Determine how many lines in the entries below include "this". The reply should be that number and nothing else.
-- Opening Marker --
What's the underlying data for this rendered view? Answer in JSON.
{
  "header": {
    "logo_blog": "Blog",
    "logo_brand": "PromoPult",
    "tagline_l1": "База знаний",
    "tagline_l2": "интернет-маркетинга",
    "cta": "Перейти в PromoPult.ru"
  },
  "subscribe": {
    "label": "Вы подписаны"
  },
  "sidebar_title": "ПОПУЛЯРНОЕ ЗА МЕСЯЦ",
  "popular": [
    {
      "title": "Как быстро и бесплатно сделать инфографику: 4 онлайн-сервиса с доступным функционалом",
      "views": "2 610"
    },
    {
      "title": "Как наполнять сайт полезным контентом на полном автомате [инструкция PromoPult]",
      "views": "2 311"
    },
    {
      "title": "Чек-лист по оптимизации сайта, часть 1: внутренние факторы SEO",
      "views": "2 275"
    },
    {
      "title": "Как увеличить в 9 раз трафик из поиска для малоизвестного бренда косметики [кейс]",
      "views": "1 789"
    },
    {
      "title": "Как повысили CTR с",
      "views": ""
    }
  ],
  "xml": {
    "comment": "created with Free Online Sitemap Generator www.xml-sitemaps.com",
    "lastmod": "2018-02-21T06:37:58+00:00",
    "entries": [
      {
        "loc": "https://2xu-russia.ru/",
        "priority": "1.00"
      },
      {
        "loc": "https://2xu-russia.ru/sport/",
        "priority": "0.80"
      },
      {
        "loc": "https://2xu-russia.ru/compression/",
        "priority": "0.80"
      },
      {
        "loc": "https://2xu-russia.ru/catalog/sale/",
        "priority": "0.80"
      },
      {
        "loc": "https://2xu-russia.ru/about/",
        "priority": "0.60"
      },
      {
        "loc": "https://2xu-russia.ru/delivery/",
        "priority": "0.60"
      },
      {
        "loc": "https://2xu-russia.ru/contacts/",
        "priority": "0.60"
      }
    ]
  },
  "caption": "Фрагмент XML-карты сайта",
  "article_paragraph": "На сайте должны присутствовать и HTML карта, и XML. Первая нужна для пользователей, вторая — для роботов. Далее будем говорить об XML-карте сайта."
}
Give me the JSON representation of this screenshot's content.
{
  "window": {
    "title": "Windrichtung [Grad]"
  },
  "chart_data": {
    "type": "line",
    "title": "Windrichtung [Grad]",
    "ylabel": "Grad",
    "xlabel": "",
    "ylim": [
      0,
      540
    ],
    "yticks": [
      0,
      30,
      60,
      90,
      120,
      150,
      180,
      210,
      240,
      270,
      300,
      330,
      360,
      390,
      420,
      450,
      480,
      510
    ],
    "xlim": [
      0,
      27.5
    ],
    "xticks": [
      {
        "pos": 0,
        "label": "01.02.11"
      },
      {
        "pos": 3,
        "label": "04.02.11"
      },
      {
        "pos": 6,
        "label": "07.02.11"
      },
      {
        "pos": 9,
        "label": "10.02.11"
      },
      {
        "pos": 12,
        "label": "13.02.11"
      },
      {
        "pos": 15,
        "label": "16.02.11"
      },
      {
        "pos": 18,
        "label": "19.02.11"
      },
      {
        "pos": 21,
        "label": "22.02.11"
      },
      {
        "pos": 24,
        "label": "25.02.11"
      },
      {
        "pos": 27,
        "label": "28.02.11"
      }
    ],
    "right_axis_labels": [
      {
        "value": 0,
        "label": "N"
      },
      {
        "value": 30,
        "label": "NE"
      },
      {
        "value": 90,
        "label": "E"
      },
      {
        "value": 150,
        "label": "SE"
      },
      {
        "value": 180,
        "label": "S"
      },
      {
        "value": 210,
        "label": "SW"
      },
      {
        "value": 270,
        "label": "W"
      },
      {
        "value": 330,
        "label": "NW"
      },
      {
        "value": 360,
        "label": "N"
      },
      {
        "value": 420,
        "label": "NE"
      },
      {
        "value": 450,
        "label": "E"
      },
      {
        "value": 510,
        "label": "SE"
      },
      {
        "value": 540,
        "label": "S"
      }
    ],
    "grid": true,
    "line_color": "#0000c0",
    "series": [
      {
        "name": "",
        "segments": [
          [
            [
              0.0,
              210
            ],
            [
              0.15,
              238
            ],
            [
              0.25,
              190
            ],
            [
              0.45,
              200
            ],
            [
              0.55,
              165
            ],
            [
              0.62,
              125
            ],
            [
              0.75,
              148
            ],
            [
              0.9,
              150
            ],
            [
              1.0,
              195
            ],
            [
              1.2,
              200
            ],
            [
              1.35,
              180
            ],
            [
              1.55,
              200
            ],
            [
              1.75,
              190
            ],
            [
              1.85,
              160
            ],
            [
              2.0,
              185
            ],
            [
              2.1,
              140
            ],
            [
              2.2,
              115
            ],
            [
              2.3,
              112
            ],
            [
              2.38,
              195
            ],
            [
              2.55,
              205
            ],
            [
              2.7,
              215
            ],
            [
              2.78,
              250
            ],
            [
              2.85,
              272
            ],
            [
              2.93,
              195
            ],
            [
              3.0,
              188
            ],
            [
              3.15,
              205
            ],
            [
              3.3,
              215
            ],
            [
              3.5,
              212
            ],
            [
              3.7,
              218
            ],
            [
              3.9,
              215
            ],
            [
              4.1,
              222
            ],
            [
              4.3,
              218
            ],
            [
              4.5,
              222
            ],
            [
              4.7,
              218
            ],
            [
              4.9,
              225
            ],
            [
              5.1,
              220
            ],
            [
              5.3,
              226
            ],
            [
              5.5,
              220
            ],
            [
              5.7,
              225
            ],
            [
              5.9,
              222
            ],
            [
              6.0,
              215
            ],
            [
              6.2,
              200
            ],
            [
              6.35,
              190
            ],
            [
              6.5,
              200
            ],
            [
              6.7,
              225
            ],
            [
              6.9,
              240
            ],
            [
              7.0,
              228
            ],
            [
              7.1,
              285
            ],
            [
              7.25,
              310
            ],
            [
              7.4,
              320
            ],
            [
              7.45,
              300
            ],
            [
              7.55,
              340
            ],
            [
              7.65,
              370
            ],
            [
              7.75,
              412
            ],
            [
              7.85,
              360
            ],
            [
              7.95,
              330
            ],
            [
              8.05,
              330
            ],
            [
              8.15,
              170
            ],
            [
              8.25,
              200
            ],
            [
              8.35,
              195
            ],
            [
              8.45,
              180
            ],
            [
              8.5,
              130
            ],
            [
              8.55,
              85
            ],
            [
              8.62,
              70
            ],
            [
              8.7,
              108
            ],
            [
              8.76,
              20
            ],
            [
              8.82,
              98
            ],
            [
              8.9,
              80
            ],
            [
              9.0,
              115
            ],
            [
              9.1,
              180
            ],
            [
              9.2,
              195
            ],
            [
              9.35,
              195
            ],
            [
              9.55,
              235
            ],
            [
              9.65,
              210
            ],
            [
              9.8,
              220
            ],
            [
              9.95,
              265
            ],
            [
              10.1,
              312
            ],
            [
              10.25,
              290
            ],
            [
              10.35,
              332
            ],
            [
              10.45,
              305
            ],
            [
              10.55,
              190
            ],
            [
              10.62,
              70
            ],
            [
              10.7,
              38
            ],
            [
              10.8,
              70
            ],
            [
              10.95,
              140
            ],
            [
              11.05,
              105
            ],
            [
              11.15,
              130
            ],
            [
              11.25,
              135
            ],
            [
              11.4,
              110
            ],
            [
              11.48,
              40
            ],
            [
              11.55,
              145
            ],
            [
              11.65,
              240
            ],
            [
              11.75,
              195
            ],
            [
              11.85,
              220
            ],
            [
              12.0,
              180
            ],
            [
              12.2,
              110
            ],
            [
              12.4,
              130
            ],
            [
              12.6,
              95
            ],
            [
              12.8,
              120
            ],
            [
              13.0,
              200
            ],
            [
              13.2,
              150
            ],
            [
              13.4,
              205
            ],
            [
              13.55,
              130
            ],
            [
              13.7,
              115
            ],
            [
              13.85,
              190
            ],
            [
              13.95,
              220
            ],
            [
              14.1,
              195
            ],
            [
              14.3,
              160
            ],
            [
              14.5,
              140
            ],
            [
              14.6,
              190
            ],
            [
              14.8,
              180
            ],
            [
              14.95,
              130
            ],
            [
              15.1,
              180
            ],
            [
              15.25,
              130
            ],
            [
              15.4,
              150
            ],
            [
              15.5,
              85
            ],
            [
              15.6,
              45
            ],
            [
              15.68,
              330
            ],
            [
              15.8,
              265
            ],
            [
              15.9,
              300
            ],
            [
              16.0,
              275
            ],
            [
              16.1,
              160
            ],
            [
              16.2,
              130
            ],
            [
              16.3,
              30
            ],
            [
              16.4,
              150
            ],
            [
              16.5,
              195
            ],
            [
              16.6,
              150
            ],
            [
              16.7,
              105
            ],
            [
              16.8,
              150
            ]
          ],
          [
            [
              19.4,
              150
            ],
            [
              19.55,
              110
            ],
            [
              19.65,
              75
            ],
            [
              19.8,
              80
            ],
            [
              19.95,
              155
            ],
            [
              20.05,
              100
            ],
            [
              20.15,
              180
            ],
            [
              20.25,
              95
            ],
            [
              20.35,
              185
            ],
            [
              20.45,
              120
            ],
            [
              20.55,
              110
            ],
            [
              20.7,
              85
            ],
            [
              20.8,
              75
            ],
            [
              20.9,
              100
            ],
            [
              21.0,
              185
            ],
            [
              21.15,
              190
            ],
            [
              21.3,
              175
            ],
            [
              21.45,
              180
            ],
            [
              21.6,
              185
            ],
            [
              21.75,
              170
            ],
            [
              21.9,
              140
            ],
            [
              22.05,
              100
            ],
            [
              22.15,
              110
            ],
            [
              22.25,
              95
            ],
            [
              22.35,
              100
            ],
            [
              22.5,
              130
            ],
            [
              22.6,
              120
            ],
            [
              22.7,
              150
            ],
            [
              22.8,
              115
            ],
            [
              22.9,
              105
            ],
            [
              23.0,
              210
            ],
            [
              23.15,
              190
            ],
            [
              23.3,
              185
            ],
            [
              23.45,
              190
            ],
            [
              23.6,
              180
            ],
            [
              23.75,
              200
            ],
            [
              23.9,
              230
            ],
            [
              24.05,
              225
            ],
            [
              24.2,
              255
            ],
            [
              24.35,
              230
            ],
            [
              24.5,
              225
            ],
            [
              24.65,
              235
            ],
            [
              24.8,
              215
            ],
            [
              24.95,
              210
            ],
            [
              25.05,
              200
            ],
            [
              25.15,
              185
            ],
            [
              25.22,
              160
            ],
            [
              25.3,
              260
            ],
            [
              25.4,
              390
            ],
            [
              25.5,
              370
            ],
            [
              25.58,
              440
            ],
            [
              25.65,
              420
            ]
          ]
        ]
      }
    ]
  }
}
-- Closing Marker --
Response below: 2